Directions for this task ▸ Extract precisely the lines that run from the line containing "Transcribe this image's" to the end of the records below, with both ends included and pictures omitted.

Raw data ▸
+++++

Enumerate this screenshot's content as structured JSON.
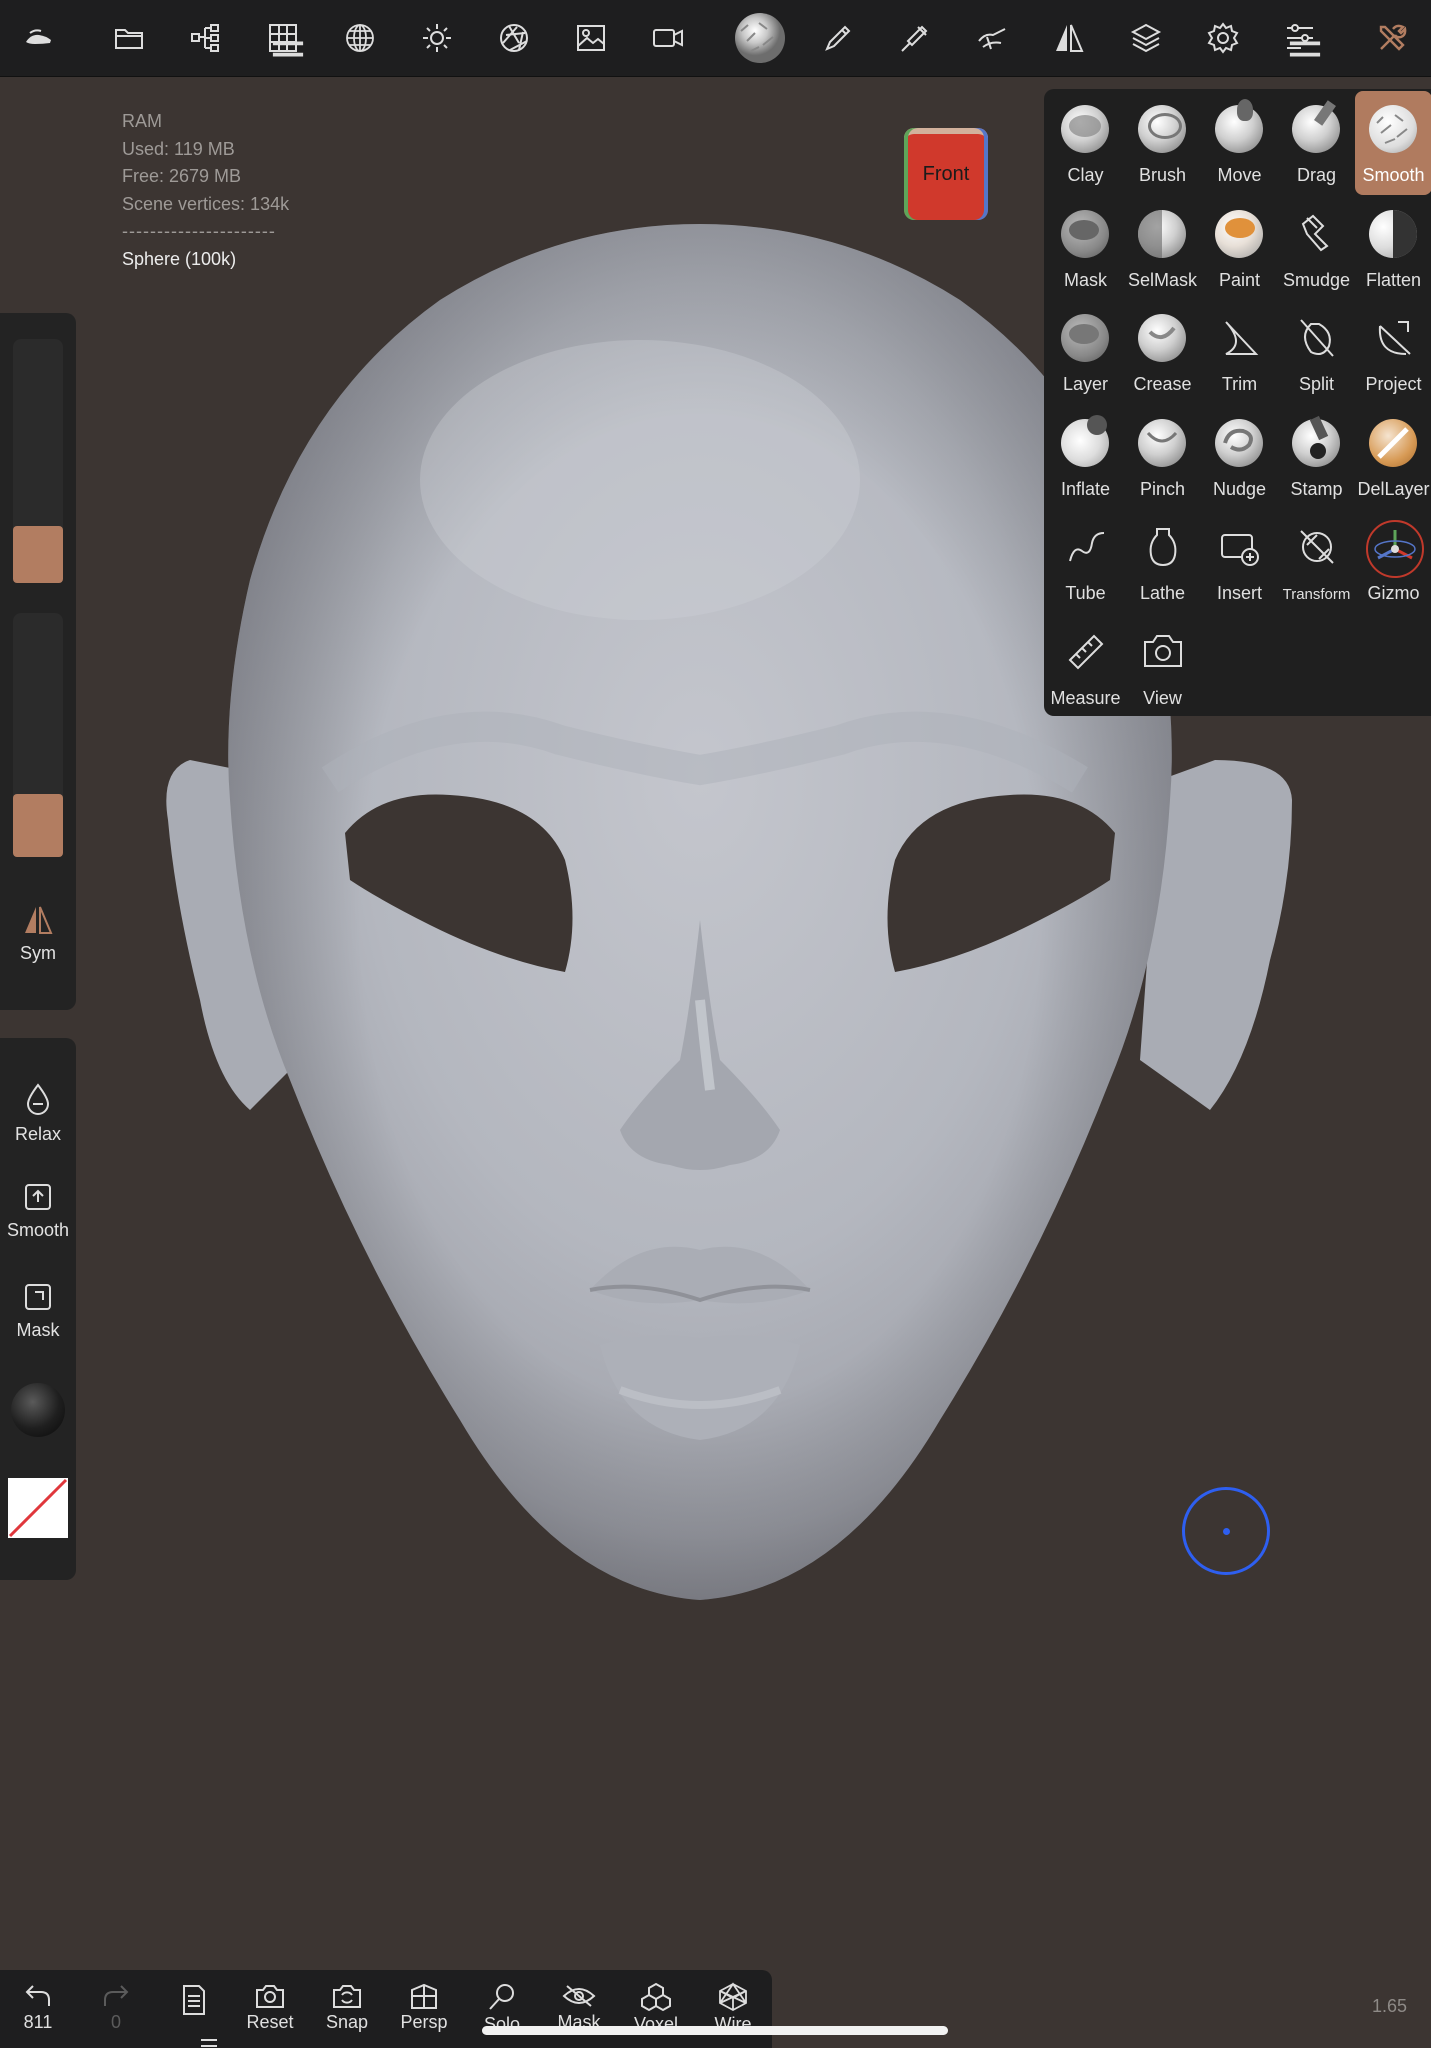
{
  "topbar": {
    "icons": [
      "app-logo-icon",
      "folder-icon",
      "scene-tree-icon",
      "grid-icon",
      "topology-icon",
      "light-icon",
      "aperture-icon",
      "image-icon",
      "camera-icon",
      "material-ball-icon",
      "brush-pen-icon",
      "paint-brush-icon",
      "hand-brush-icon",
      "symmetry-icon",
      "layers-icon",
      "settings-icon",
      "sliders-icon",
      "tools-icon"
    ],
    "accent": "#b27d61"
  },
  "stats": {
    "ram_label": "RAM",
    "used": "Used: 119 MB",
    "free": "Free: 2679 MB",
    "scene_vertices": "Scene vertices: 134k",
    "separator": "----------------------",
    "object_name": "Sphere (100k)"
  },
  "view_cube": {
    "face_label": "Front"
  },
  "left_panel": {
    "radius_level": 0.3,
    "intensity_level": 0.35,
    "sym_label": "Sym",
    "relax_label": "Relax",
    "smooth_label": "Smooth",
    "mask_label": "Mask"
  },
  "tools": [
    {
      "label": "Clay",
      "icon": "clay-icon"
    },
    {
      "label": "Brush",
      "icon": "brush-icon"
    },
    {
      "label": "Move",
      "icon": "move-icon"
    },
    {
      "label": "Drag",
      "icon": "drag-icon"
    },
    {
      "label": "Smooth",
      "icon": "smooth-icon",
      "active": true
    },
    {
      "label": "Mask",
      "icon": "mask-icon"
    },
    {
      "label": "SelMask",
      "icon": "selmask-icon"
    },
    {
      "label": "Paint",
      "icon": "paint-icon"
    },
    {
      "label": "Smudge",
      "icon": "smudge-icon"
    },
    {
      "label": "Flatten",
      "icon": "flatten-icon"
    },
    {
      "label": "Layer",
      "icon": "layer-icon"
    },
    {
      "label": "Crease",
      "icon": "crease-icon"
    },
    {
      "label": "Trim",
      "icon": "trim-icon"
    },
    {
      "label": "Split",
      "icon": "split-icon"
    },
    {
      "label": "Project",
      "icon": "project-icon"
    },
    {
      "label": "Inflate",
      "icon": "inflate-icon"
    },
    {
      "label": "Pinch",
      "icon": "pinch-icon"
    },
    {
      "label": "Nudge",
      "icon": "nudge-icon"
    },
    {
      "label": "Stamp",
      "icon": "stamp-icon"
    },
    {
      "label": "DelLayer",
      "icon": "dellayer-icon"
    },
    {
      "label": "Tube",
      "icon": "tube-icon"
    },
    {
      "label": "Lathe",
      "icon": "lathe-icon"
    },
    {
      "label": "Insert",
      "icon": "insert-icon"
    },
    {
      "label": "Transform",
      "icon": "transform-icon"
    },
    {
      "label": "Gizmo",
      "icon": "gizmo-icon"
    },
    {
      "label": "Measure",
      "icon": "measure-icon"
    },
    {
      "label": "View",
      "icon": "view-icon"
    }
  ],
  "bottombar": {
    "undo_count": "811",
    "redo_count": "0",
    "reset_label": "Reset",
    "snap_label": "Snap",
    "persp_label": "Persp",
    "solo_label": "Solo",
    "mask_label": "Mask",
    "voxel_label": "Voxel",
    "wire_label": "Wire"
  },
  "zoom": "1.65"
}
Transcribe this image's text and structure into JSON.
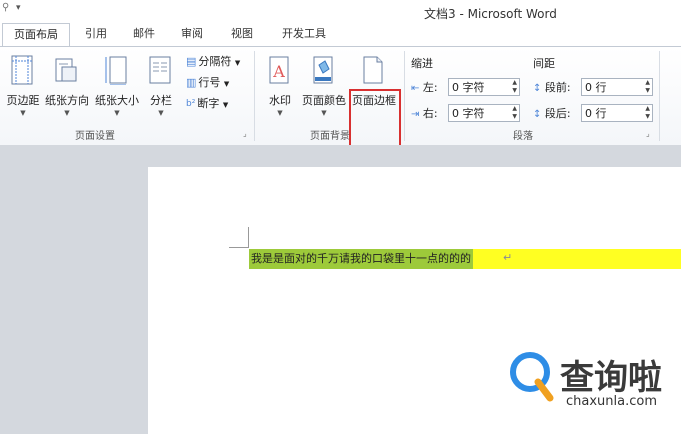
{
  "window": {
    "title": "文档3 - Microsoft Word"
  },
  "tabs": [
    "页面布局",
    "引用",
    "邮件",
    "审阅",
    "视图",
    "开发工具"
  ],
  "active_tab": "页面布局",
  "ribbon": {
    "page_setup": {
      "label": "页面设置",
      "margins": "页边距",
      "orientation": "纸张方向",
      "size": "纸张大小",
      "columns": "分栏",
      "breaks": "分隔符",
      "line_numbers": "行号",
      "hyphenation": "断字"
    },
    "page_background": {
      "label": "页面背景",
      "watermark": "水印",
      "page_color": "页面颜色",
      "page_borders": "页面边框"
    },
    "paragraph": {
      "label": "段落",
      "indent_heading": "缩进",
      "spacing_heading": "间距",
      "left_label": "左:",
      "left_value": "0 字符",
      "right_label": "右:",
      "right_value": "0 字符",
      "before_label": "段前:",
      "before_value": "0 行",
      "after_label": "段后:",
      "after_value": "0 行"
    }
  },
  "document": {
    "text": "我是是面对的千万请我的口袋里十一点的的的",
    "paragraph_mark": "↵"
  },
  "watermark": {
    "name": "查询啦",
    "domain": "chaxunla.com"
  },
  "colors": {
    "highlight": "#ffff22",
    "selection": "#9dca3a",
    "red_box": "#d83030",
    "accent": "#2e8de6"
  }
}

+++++

Answer below ▸
Transcribe this image's text and structure into JSON.
{
  "window": {
    "title": "文档3 - Microsoft Word"
  },
  "tabs": [
    "页面布局",
    "引用",
    "邮件",
    "审阅",
    "视图",
    "开发工具"
  ],
  "active_tab": "页面布局",
  "ribbon": {
    "page_setup": {
      "label": "页面设置",
      "margins": "页边距",
      "orientation": "纸张方向",
      "size": "纸张大小",
      "columns": "分栏",
      "breaks": "分隔符",
      "line_numbers": "行号",
      "hyphenation": "断字"
    },
    "page_background": {
      "label": "页面背景",
      "watermark": "水印",
      "page_color": "页面颜色",
      "page_borders": "页面边框"
    },
    "paragraph": {
      "label": "段落",
      "indent_heading": "缩进",
      "spacing_heading": "间距",
      "left_label": "左:",
      "left_value": "0 字符",
      "right_label": "右:",
      "right_value": "0 字符",
      "before_label": "段前:",
      "before_value": "0 行",
      "after_label": "段后:",
      "after_value": "0 行"
    }
  },
  "document": {
    "text": "我是是面对的千万请我的口袋里十一点的的的",
    "paragraph_mark": "↵"
  },
  "watermark": {
    "name": "查询啦",
    "domain": "chaxunla.com"
  },
  "colors": {
    "highlight": "#ffff22",
    "selection": "#9dca3a",
    "red_box": "#d83030",
    "accent": "#2e8de6"
  }
}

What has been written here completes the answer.